Ron Howard's new movie is a high-seas adventure of a frankly old-fashioned sort. In the Heart of the Sea tells the story of the ill-fated Essex, a whaling ship out of Nantucket, which in 1820 was rammed and sunk by an enormous sperm whale some 2000 nautical miles off the coast of South America. This incident was the basis of Herman Melville's 1851 novel Moby-Dick, and Howard's picture is sprinkled with scenes showing the young Melville (Ben Whishaw) extracting the full, horrible tale of the Essex catastrophe, years after it occurred, from its last living survivor, Tom Nickerson (Brendan Gleeson). This is a useful framing device—it allows us to learn what became of the crew after their ship went down. But it's also a distraction: whenever we flash forward to Melville and Nickerson murmuring at one another ("We were headed for the edge of insanity!" the older man rasps), we keep wanting to get back to sea, to the listing ship and the terrified sailors. And of course the whale.
The story is built on an armature of class and commerce, set in the period when whale oil had transformed the world, lighting up its previously gloomy cities and making wealthy men of the ship owners whose vessels harvested this miraculous resource.
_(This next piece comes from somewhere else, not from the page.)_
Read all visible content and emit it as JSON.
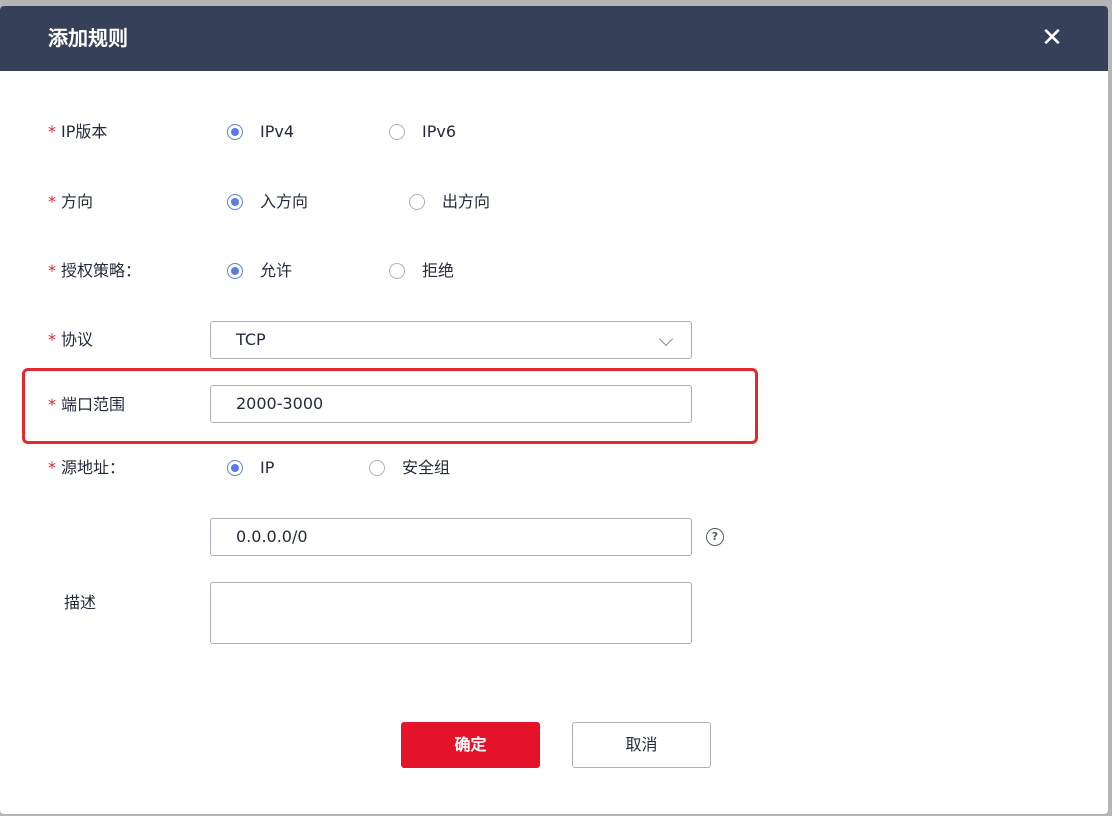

The hero is tall, blond, chesty Owen Chase (Chris Hemsworth), a seasoned seaman who's expecting to be hired on as a captain for his next whaling expedition. But Owen is a farmer's son, and he's passed over in favor of a nautical newbie named Pollard (Benjamin Walker), the scion of a well-connected whaling family. Owen has to make do with being Pollard's first mate. Cue the classic shipboard clashes.
After some listless onshore business with Owen and his pregnant wife (Charlotte Riley), from whom he'll be parted for the next two years, he and the Essex finally set sail, and the picture gets down to business. The action is everything you'd want from this sort of movie. We see the athletic Hemsworth scrambling up into the rigging to free a jammed topsail. We see decks being swabbed and crew members muttering darkly after the clueless Pollard orders the Essex straight into a squall that nearly capsizes the ship. Then we hear someone actually hollering "Thar she blows!"
Whale pickings are generally slim, however. After a year at sea, with not much oil to show for it, the Essex puts in at an Ecuadoran port, where Pollard and Owen hear about a rich field of whales, and where it can be found. They also hear about a great white "demon whale," which they'll soon enough be meeting.
Howard shot the movie on the water (in the Canary Islands) and in a studio tank in England, and the great cinematographer Anthony Dod Mantle does a fine job of putting us right into the midst of the action on the ship's lurching decks. But the digital effects are the real star of the film: the heaving, mountainous waves; the spectacular sinking of the Essex; the continuing attacks by the giant whale, apparently stalking the beleaguered sailors as they float off in their battered rowboats, guided by the tides to who knows where, or what. The scene in which the starving men contemplate the corpse of a just-deceased shipmate conveys the full extent of their desperation.
The movie has none of the metaphorical weight of Melville's book (or of the 1956 film that John Huston made of it—a picture sunk by the miscasting of mild Gregory Peck as the mad Captain Ahab). Hemsworth's physical brio and emotional reach center the movie (and Cillian Murphy's presence, as the ship's second mate, helps, too). But there's not much more to the movie than its rousing action. That could be fun for kids, but in a box-office season freighted with high-profile blockbusters, it might not be enough.